_ABOUT THIS EXERCISE_
Set down the entries once more, exactly as they are written.

_RECORDS FOR PROCESSING_
= Beginning of Section =

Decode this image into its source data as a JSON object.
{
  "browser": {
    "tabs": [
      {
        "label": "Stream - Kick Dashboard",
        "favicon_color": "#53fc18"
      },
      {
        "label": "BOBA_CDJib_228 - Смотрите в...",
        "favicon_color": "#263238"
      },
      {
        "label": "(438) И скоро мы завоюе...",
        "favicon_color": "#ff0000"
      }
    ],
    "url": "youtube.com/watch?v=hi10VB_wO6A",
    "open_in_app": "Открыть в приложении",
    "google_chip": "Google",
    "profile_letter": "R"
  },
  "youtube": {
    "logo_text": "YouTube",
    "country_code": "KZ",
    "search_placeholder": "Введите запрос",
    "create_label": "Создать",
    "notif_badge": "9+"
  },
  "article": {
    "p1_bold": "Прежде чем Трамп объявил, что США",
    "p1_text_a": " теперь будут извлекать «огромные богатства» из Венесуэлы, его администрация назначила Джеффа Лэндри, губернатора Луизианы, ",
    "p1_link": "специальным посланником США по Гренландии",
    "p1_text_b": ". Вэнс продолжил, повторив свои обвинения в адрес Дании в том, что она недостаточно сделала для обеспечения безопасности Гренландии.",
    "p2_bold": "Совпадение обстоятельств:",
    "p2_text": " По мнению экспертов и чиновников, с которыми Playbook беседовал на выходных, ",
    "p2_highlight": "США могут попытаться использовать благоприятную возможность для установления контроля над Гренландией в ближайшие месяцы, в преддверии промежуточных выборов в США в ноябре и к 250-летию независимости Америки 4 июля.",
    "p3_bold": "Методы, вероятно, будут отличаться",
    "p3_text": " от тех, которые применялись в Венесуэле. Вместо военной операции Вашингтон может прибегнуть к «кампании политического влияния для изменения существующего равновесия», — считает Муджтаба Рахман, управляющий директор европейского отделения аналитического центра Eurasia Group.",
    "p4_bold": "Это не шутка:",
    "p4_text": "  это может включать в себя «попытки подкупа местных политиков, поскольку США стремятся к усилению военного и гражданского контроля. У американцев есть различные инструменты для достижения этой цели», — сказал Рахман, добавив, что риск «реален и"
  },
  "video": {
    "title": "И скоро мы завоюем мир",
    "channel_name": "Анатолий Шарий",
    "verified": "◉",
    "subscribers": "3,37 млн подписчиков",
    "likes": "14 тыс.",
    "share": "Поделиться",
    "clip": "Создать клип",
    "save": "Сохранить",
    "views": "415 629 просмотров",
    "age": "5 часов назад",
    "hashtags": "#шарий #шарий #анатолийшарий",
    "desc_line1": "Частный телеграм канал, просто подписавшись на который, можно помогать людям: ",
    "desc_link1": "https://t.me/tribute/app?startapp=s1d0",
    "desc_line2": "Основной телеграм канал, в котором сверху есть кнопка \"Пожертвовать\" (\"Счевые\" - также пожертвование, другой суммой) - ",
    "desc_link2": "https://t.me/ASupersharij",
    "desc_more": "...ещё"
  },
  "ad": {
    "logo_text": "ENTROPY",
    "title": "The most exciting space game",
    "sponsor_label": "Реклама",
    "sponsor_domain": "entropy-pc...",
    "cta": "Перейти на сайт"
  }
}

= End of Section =

_RESPONSE AREA_
Decode this image into its source data as a JSON object.
{
  "browser": {
    "tabs": [
      {
        "label": "Stream - Kick Dashboard",
        "favicon_color": "#53fc18"
      },
      {
        "label": "BOBA_CDJib_228 - Смотрите в...",
        "favicon_color": "#263238"
      },
      {
        "label": "(438) И скоро мы завоюе...",
        "favicon_color": "#ff0000"
      }
    ],
    "url": "youtube.com/watch?v=hi10VB_wO6A",
    "open_in_app": "Открыть в приложении",
    "google_chip": "Google",
    "profile_letter": "R"
  },
  "youtube": {
    "logo_text": "YouTube",
    "country_code": "KZ",
    "search_placeholder": "Введите запрос",
    "create_label": "Создать",
    "notif_badge": "9+"
  },
  "article": {
    "p1_bold": "Прежде чем Трамп объявил, что США",
    "p1_text_a": " теперь будут извлекать «огромные богатства» из Венесуэлы, его администрация назначила Джеффа Лэндри, губернатора Луизианы, ",
    "p1_link": "специальным посланником США по Гренландии",
    "p1_text_b": ". Вэнс продолжил, повторив свои обвинения в адрес Дании в том, что она недостаточно сделала для обеспечения безопасности Гренландии.",
    "p2_bold": "Совпадение обстоятельств:",
    "p2_text": " По мнению экспертов и чиновников, с которыми Playbook беседовал на выходных, ",
    "p2_highlight": "США могут попытаться использовать благоприятную возможность для установления контроля над Гренландией в ближайшие месяцы, в преддверии промежуточных выборов в США в ноябре и к 250-летию независимости Америки 4 июля.",
    "p3_bold": "Методы, вероятно, будут отличаться",
    "p3_text": " от тех, которые применялись в Венесуэле. Вместо военной операции Вашингтон может прибегнуть к «кампании политического влияния для изменения существующего равновесия», — считает Муджтаба Рахман, управляющий директор европейского отделения аналитического центра Eurasia Group.",
    "p4_bold": "Это не шутка:",
    "p4_text": "  это может включать в себя «попытки подкупа местных политиков, поскольку США стремятся к усилению военного и гражданского контроля. У американцев есть различные инструменты для достижения этой цели», — сказал Рахман, добавив, что риск «реален и"
  },
  "video": {
    "title": "И скоро мы завоюем мир",
    "channel_name": "Анатолий Шарий",
    "verified": "◉",
    "subscribers": "3,37 млн подписчиков",
    "likes": "14 тыс.",
    "share": "Поделиться",
    "clip": "Создать клип",
    "save": "Сохранить",
    "views": "415 629 просмотров",
    "age": "5 часов назад",
    "hashtags": "#шарий #шарий #анатолийшарий",
    "desc_line1": "Частный телеграм канал, просто подписавшись на который, можно помогать людям: ",
    "desc_link1": "https://t.me/tribute/app?startapp=s1d0",
    "desc_line2": "Основной телеграм канал, в котором сверху есть кнопка \"Пожертвовать\" (\"Счевые\" - также пожертвование, другой суммой) - ",
    "desc_link2": "https://t.me/ASupersharij",
    "desc_more": "...ещё"
  },
  "ad": {
    "logo_text": "ENTROPY",
    "title": "The most exciting space game",
    "sponsor_label": "Реклама",
    "sponsor_domain": "entropy-pc...",
    "cta": "Перейти на сайт"
  }
}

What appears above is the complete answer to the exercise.